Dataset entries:
........

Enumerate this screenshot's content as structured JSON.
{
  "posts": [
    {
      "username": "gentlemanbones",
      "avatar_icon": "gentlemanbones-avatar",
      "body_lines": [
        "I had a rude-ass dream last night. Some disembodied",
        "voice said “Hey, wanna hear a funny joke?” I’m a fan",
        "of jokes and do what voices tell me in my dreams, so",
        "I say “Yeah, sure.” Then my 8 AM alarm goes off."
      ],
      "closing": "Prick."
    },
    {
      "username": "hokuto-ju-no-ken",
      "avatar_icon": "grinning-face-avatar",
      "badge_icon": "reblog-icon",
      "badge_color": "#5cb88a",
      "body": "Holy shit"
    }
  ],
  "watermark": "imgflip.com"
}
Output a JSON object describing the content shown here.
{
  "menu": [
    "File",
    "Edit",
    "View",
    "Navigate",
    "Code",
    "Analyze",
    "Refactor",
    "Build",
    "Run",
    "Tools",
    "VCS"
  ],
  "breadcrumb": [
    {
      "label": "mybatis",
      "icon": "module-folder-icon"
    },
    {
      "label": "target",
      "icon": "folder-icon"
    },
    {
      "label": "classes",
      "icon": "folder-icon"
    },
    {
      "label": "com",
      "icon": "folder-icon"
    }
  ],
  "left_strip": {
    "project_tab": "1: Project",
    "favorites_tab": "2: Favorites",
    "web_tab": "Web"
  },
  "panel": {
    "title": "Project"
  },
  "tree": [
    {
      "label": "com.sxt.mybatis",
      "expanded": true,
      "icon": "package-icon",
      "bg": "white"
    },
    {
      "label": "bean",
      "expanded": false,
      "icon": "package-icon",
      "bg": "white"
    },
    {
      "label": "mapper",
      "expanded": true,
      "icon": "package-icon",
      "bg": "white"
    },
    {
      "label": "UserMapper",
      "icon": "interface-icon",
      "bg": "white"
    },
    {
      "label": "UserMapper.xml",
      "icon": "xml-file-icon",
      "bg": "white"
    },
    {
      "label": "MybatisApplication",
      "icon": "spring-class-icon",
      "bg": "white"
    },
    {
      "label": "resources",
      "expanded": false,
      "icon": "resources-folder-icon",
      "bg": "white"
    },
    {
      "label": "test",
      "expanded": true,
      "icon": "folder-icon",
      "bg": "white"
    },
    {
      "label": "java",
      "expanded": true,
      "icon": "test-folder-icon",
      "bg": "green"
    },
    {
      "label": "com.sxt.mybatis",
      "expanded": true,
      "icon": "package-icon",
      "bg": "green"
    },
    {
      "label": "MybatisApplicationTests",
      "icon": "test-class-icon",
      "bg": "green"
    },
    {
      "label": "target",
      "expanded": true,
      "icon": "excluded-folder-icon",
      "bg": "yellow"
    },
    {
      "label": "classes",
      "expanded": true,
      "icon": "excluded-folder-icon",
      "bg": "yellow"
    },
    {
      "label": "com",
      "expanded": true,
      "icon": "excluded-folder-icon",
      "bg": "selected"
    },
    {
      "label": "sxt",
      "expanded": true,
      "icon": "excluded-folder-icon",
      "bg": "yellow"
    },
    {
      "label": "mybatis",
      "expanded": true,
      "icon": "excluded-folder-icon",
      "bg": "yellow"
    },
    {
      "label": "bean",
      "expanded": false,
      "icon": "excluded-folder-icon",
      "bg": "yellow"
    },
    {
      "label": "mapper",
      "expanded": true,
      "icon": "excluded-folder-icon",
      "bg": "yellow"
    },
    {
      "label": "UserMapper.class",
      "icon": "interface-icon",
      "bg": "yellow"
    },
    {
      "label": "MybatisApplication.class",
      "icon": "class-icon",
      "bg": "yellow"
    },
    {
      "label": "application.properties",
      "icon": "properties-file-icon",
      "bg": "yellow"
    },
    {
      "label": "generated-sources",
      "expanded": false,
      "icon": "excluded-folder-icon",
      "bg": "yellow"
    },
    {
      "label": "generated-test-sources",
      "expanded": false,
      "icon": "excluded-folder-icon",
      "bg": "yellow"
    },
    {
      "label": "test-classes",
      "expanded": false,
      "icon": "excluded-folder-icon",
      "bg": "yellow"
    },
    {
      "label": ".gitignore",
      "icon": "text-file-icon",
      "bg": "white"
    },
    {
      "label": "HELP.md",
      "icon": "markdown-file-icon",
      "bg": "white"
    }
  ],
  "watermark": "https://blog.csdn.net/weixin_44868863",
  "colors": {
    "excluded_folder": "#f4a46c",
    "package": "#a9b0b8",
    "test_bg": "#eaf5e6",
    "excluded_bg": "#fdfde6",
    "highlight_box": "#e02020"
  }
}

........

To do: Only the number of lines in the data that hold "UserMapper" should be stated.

Solution: 3